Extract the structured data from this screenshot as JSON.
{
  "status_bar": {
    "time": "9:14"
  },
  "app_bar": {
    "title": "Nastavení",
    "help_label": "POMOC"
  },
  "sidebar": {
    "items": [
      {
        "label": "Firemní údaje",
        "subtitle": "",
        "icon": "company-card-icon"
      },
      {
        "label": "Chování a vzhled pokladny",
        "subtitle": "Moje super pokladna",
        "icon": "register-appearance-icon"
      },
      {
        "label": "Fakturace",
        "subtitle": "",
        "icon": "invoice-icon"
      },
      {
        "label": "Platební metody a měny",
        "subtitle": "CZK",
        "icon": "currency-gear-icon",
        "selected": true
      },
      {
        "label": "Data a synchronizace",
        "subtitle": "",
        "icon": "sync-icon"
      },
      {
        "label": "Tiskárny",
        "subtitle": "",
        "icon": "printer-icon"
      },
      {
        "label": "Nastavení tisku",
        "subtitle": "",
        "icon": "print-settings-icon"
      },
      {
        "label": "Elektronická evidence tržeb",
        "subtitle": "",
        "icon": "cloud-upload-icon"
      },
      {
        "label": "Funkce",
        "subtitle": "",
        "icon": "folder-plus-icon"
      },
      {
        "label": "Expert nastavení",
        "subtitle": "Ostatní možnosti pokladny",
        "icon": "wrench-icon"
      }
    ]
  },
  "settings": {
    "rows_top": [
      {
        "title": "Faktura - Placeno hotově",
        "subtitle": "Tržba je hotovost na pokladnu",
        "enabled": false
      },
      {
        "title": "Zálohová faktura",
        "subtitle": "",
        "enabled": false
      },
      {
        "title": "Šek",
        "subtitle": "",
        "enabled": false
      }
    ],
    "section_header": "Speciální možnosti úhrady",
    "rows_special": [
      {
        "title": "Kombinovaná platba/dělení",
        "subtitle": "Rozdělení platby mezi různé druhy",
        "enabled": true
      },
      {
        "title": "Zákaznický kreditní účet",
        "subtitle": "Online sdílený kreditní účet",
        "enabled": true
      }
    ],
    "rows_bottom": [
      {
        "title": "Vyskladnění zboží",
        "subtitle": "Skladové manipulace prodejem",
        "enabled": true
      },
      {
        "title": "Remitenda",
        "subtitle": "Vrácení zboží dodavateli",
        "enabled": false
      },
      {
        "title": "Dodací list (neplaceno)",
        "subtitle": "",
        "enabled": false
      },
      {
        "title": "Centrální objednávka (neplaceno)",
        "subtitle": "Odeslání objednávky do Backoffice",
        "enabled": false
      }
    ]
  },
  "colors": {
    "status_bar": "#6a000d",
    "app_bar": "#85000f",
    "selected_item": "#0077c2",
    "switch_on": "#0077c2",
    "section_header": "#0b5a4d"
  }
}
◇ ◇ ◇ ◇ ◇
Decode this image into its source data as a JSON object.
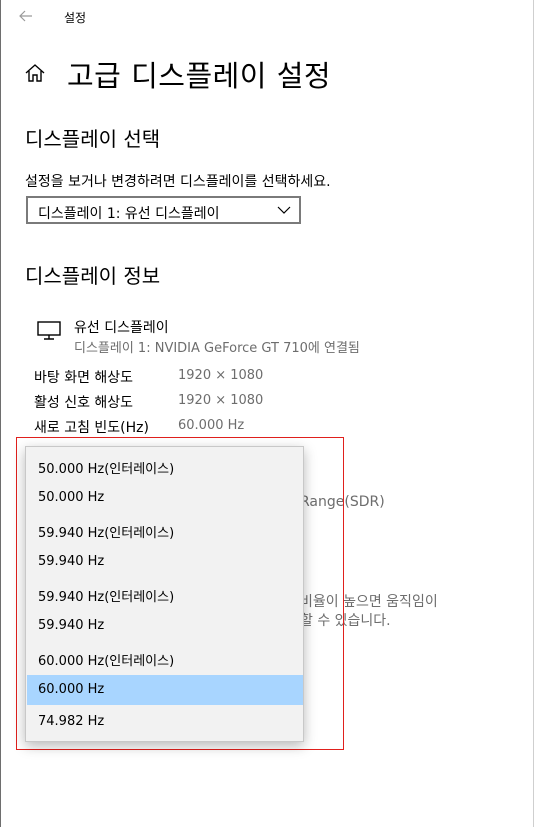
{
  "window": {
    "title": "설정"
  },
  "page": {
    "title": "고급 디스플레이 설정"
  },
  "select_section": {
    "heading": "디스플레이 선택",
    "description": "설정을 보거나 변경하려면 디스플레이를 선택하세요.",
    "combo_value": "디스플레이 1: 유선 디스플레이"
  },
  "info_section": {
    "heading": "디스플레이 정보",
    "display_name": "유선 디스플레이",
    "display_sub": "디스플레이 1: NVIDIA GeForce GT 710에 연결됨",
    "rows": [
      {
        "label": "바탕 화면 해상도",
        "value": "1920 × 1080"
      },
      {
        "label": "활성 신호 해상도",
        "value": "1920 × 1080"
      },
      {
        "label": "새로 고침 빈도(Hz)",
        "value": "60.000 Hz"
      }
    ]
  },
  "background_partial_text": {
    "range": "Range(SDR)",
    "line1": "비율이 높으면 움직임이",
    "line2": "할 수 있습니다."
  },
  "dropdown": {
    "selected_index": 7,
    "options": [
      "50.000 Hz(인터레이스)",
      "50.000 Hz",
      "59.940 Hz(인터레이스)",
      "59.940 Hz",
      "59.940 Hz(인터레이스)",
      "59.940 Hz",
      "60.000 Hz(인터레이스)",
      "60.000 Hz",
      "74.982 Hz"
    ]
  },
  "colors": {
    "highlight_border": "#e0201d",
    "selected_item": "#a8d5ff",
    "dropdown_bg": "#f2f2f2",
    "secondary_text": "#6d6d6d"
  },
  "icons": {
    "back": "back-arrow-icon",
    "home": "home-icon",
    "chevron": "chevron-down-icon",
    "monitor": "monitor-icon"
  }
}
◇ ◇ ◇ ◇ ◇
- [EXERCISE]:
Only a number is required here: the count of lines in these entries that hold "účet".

- [TASK RESPONSE]:
2